Task details:
Find every line below that contains the word "around" and copy it out.

Data shown:
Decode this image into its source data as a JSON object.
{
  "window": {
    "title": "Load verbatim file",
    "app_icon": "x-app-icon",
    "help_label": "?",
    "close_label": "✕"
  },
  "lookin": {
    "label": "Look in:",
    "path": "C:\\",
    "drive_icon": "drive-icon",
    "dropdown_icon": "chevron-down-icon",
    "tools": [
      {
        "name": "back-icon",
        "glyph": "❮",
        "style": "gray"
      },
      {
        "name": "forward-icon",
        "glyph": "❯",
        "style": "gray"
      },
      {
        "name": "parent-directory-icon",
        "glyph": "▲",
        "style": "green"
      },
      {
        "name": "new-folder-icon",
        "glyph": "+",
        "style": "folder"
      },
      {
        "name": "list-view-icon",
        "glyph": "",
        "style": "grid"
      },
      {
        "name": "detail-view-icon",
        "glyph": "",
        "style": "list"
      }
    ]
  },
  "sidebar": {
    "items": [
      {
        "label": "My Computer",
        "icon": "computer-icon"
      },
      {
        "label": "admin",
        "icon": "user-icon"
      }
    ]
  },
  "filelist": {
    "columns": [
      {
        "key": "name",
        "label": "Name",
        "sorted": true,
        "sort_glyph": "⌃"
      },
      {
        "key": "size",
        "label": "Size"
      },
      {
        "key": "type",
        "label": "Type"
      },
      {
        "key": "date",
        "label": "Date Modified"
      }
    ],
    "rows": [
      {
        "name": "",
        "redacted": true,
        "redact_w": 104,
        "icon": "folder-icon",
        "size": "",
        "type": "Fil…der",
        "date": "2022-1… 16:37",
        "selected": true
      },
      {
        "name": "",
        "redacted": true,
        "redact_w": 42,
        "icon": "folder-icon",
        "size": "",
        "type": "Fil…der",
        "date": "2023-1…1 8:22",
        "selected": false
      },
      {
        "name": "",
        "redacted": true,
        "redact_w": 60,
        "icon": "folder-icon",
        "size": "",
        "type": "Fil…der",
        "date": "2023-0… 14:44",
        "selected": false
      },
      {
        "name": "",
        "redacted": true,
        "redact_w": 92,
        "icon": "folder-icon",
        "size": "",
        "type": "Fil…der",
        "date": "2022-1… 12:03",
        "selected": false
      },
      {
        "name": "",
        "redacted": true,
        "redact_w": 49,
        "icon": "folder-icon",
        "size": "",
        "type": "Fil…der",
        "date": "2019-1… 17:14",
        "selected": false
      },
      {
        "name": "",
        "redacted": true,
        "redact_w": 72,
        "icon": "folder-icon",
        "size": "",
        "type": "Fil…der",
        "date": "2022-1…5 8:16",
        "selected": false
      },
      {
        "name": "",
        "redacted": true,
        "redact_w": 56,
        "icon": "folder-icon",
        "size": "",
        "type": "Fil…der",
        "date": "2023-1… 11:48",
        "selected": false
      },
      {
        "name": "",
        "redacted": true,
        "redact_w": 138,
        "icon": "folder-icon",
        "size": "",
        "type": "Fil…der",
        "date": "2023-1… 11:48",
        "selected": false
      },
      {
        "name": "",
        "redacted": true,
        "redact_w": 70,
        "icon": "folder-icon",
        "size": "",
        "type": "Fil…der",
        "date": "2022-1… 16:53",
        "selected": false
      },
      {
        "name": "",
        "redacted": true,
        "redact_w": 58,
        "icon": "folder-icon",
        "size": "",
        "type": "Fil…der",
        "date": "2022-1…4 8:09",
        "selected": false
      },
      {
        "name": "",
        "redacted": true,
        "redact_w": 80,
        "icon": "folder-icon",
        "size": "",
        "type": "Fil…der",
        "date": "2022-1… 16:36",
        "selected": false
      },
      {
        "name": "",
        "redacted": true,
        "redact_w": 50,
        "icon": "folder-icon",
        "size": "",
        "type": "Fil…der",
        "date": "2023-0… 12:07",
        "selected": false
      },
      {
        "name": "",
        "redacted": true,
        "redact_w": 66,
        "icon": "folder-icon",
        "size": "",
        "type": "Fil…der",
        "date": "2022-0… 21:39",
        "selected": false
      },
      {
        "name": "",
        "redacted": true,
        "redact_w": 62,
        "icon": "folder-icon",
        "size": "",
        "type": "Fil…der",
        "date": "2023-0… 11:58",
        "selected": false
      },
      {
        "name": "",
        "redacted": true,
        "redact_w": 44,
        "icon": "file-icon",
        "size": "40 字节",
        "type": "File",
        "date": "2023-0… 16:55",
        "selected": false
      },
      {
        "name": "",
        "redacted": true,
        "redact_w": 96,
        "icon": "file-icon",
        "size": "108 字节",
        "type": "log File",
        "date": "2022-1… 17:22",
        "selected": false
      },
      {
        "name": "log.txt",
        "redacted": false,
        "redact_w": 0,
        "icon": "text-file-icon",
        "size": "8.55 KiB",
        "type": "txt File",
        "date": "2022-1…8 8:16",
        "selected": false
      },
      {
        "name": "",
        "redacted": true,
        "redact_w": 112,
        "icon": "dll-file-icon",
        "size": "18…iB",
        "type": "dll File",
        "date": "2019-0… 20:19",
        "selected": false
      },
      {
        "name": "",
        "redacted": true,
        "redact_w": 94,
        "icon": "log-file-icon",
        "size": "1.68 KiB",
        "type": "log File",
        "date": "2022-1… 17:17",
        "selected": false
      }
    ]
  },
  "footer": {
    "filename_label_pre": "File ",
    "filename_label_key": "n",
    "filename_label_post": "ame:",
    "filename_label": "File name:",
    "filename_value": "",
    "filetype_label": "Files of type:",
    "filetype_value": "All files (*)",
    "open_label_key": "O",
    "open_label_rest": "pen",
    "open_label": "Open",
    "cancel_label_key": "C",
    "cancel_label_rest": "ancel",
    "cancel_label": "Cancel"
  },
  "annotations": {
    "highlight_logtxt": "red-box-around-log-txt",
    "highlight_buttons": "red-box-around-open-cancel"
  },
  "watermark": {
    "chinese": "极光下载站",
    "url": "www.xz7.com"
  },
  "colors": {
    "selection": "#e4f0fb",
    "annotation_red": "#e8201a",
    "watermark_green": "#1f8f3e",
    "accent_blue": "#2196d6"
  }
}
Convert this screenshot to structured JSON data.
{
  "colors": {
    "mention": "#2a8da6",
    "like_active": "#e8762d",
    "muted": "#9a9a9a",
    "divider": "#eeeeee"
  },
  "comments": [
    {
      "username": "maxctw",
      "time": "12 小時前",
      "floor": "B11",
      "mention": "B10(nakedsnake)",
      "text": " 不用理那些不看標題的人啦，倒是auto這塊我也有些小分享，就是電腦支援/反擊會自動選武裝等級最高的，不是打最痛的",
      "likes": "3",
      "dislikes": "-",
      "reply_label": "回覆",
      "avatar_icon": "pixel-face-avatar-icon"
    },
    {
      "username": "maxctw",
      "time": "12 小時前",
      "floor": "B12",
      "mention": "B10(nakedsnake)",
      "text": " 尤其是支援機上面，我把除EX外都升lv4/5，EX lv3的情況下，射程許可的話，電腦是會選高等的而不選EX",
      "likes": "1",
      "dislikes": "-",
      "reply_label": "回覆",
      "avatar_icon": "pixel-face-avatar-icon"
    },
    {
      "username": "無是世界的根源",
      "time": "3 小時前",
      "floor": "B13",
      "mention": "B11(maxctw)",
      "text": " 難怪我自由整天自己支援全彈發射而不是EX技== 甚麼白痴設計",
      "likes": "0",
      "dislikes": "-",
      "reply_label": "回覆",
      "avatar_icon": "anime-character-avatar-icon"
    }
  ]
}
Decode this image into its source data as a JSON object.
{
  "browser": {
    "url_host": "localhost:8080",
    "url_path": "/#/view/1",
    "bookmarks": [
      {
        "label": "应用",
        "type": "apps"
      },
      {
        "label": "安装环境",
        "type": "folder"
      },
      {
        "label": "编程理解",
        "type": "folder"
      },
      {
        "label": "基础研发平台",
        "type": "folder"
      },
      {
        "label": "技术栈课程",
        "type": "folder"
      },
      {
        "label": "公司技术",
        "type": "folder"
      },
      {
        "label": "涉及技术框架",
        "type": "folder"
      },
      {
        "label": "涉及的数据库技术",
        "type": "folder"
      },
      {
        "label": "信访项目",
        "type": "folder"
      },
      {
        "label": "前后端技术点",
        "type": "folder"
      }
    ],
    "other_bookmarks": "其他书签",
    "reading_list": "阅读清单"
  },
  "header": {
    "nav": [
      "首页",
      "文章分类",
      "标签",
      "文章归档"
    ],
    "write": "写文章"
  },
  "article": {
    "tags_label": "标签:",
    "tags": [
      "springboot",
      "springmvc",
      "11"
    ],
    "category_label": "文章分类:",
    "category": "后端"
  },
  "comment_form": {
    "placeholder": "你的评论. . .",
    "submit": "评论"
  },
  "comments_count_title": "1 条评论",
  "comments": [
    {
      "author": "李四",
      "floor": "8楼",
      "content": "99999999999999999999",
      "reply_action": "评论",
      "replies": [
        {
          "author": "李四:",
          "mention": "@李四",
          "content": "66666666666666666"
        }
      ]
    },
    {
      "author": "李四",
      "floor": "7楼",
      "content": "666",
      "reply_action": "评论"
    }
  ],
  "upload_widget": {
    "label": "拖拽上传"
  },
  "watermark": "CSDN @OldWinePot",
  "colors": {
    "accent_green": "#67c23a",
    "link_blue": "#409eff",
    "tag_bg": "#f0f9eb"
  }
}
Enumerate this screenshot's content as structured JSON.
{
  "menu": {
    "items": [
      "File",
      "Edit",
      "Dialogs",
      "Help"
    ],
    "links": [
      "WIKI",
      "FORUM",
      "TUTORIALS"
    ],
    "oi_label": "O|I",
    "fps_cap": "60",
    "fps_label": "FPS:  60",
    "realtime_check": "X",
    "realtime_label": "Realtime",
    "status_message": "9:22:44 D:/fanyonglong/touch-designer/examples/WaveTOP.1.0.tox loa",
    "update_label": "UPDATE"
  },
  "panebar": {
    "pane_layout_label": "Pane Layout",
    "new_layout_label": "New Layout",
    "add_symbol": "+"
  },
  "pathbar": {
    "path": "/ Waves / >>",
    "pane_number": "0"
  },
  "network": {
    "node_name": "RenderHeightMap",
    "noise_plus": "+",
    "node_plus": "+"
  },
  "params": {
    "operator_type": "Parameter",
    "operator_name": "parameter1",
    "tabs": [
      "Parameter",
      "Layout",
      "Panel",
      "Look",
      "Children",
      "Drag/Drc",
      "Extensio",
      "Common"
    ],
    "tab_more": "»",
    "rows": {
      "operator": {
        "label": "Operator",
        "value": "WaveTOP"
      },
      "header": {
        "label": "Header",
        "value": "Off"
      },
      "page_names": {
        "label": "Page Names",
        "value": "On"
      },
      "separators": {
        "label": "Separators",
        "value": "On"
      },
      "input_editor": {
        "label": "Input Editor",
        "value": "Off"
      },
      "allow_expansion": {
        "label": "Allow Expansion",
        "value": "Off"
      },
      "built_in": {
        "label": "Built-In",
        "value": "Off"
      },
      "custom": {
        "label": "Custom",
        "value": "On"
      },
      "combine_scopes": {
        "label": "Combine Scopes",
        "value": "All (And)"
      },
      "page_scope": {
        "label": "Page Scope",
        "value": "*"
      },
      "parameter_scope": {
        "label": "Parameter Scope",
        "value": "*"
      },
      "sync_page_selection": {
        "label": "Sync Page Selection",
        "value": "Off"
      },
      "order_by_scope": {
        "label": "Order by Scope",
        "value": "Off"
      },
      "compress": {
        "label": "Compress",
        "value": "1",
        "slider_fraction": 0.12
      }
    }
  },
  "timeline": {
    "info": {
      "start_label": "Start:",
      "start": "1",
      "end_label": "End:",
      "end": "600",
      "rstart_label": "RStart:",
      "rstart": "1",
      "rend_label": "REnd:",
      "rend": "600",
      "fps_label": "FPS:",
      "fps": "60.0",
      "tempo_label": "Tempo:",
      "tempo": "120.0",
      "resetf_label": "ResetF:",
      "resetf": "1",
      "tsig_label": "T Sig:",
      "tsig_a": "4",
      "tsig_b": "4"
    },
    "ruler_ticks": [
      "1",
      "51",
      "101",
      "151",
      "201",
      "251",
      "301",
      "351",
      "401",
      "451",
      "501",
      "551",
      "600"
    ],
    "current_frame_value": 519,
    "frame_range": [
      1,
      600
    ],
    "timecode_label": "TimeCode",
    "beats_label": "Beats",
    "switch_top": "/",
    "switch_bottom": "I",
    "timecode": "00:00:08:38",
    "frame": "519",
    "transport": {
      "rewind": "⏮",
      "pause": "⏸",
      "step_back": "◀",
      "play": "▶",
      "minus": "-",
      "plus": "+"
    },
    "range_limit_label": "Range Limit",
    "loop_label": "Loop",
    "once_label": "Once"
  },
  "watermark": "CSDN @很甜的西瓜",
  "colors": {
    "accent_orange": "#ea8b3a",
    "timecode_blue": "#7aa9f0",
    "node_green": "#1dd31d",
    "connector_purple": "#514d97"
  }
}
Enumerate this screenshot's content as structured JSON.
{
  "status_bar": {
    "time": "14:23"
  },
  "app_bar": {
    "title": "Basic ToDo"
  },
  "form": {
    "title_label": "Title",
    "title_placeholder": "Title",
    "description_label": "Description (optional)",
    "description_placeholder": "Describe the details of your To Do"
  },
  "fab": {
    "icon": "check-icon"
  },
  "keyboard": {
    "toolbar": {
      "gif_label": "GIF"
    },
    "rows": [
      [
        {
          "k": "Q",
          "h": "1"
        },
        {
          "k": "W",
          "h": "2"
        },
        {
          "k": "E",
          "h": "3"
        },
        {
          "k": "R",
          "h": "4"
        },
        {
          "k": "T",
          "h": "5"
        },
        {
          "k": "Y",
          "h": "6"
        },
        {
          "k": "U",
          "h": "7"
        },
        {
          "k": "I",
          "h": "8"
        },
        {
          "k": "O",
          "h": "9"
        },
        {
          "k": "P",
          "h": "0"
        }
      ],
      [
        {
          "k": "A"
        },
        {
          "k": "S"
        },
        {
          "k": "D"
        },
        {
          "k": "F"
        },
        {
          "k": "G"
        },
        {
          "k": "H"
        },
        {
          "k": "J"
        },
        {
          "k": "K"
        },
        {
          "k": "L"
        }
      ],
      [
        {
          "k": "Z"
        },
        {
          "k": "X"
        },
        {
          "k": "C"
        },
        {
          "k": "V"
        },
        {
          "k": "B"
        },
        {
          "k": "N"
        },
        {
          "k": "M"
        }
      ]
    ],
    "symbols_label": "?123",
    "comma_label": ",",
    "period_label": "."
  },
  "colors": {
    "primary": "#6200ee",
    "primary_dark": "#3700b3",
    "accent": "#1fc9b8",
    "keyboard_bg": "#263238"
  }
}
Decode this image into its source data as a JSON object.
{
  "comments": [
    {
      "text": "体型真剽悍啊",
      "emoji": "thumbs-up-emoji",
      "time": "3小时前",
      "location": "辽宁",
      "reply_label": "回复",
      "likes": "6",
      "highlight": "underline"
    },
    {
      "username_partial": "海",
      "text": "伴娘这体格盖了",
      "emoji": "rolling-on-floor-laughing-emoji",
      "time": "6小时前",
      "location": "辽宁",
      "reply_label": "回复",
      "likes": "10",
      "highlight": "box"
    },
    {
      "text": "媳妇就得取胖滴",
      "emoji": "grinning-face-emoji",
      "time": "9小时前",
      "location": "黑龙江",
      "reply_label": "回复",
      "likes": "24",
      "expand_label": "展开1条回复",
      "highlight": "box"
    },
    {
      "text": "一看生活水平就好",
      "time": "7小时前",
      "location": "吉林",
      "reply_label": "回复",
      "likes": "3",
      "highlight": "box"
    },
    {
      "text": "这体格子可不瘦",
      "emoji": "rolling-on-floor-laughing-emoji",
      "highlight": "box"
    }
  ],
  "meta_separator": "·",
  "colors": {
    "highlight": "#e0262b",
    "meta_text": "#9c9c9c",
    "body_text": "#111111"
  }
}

Reply:
    "highlight_logtxt": "red-box-around-log-txt",
    "highlight_buttons": "red-box-around-open-cancel"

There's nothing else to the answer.